Joe Biden speaking in Wilmington, Delaware, on Sept. 27. Photo: Roberto Schmidt/AFP via Getty Images

A baseless conspiracy theory that Joe Biden would wear an electronic device in his ear during the first presidential debate on Tuesday went viral on social media hours before the event.

Why it matters: The conspiracy originated on social media before appearing in a text message sent by President Trump’s re-election campaign to supporters. It was then regurgitated by media outlets like Fox News and New York Post, who cited the Trump campaign, throughout the day, according to NBC News.

Amy Coney Barrett says Trump offered her nomination 3 days after Ginsburg's death

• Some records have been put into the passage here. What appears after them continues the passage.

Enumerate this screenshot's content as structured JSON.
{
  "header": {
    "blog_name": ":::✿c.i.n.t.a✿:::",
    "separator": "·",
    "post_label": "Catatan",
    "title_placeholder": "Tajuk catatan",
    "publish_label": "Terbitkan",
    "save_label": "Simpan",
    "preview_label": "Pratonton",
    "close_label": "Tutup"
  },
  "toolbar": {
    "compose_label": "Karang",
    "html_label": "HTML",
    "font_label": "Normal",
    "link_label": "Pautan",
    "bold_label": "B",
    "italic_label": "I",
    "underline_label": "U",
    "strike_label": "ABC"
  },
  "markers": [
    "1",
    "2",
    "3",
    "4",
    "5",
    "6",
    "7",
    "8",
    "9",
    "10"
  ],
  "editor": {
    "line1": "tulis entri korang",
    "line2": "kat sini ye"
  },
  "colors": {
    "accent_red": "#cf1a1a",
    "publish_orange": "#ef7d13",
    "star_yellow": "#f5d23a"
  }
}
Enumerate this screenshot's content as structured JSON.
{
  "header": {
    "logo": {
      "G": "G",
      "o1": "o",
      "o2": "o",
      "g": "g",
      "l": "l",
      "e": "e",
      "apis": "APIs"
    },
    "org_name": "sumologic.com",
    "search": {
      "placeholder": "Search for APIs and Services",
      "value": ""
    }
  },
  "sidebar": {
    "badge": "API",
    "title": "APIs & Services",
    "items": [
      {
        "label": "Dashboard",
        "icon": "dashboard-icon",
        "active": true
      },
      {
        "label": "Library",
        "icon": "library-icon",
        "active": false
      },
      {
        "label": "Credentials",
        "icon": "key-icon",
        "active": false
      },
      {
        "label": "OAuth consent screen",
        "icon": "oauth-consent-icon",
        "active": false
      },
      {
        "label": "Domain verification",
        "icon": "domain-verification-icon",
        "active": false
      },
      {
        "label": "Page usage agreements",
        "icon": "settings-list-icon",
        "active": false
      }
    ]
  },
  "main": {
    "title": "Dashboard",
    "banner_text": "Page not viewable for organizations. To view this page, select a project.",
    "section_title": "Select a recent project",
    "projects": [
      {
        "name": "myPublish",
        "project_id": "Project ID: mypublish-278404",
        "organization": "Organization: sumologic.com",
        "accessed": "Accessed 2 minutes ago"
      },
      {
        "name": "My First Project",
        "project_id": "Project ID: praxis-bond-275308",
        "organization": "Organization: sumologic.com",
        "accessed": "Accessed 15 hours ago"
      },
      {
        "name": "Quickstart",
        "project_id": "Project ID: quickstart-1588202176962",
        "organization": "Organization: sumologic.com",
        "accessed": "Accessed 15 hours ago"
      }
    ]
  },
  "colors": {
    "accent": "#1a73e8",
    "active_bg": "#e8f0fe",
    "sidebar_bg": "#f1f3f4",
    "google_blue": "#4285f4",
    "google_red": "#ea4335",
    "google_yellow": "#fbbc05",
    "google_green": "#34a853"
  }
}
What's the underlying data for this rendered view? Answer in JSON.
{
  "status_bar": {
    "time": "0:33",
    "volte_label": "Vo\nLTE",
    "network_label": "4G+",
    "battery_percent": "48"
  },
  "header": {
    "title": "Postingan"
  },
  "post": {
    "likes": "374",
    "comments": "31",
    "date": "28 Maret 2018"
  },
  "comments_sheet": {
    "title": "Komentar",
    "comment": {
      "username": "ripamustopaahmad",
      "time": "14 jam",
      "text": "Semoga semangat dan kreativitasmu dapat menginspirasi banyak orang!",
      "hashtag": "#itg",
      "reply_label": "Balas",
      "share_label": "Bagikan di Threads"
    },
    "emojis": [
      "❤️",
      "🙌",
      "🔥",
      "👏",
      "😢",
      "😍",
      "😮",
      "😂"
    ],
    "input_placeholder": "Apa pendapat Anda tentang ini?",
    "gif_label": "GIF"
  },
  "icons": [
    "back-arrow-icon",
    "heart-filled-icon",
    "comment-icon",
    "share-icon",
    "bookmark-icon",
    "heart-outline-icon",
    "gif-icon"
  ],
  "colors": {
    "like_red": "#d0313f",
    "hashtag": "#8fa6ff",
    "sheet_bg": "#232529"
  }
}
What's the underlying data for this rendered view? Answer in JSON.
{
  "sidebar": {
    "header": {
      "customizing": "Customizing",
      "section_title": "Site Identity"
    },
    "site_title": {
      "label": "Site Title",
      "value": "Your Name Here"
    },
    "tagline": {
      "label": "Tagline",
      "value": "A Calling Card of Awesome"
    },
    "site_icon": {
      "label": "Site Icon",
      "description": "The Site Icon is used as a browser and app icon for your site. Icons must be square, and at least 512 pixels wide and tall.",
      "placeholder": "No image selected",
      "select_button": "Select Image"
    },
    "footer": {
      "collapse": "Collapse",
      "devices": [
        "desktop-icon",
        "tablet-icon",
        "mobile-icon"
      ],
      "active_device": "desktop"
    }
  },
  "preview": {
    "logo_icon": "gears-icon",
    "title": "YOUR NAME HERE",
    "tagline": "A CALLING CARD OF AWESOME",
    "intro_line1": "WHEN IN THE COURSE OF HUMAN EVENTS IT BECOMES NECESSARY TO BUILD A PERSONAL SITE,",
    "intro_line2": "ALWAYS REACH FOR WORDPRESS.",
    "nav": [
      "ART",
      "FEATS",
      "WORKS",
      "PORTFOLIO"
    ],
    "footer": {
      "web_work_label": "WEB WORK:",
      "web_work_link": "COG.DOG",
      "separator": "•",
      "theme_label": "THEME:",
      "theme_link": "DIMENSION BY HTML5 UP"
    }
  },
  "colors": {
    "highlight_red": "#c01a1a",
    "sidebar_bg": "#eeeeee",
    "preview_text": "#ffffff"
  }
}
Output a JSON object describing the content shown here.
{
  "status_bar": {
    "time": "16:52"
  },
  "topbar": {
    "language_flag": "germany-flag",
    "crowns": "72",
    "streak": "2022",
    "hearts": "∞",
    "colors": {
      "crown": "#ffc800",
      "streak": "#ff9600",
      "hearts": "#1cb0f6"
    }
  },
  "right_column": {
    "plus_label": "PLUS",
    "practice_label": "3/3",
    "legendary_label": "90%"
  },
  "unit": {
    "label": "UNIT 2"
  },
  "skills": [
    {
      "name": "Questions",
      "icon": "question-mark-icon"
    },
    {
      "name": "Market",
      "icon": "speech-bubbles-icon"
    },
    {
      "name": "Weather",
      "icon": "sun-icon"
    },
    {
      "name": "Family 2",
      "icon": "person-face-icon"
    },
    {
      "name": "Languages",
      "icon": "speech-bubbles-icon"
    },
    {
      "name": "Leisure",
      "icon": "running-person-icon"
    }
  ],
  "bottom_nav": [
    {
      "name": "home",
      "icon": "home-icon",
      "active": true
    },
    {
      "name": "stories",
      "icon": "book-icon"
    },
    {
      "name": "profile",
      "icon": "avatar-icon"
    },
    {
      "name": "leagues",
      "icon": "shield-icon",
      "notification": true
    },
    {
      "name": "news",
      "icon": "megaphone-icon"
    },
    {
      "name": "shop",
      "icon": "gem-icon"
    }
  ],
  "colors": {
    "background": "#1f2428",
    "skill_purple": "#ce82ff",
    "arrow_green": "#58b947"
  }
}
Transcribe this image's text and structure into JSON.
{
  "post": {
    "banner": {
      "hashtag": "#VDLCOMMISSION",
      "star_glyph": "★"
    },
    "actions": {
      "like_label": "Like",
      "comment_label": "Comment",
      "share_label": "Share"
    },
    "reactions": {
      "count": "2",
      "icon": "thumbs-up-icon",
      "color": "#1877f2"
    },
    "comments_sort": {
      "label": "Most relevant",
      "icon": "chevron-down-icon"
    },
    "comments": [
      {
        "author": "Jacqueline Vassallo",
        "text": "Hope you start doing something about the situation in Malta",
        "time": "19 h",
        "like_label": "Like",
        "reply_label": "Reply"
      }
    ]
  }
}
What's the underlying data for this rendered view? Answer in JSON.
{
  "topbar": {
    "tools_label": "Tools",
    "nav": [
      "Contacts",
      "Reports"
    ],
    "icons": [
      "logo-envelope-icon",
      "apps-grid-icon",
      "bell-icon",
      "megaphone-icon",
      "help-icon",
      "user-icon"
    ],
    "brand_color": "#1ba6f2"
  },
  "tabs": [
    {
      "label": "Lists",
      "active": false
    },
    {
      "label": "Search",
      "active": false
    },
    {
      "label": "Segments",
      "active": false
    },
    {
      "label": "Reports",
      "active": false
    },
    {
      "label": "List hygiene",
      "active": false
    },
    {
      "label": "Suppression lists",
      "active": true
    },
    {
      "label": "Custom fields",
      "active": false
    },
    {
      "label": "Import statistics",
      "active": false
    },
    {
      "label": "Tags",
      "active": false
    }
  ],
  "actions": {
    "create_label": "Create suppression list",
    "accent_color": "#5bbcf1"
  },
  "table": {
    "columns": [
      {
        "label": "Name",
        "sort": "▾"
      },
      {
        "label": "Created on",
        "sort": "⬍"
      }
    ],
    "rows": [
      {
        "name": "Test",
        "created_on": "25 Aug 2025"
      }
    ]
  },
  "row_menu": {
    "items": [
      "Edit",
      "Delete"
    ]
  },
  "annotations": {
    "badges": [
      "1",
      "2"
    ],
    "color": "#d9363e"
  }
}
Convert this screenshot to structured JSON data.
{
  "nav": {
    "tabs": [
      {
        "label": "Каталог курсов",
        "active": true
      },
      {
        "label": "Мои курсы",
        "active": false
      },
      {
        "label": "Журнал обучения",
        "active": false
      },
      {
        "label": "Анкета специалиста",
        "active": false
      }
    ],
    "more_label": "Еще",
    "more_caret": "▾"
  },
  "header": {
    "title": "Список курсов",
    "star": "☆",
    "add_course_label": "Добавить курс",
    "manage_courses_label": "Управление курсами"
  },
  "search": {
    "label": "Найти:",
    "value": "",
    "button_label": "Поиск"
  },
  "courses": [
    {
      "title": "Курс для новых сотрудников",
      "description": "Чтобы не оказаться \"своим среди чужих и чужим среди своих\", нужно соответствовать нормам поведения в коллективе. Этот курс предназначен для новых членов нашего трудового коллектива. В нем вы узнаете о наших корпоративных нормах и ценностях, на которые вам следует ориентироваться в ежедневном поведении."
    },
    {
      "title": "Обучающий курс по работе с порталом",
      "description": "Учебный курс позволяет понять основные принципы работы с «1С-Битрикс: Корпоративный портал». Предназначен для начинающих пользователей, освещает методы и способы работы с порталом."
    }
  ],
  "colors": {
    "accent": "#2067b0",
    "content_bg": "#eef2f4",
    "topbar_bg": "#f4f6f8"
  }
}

Barrett speaks after being nominated to the US Supreme Court by President Trump in the Rose Garden of the White House. Photo:; Olivier Douliery/AFP

Amy Coney Barrett said in a questionnaire released by the Senate Judiciary Committee Tuesday that President Trump offered her the Supreme Court nomination on Sept. 21, five days before he announced the pick to the public.

Why it matters: According to the questionnaire, Trump offered Barrett the nomination just three days after Ruth Bader Ginsburg died, suggesting that the president knew early on that Barrett was his pick. Minutes after offering Barrett the nomination, however, Trump told reporters that he had not made up his mind and that five women were on the shortlist.

Appeals court upholds six-day extension for counting Wisconsin ballots

Photo: Derek R. Henkle/AFP via Getty Images

A federal appeals court on Tuesday upheld a lower court ruling that extended the deadline for counting mail-in ballots in Wisconsin until Nov. 9 as long as they are postmarked by the Nov. 3 election, AP reports.

Why it matters: It's a big win for Democrats that also means that the winner of Wisconsin, a key presidential swing state, may not be known for six days after the election. Republicans are likely to appeal the ruling to the Supreme Court, as the Pennsylvania GOP did after a similar ruling on Monday.

Go deeper: How the Supreme Court could decide the election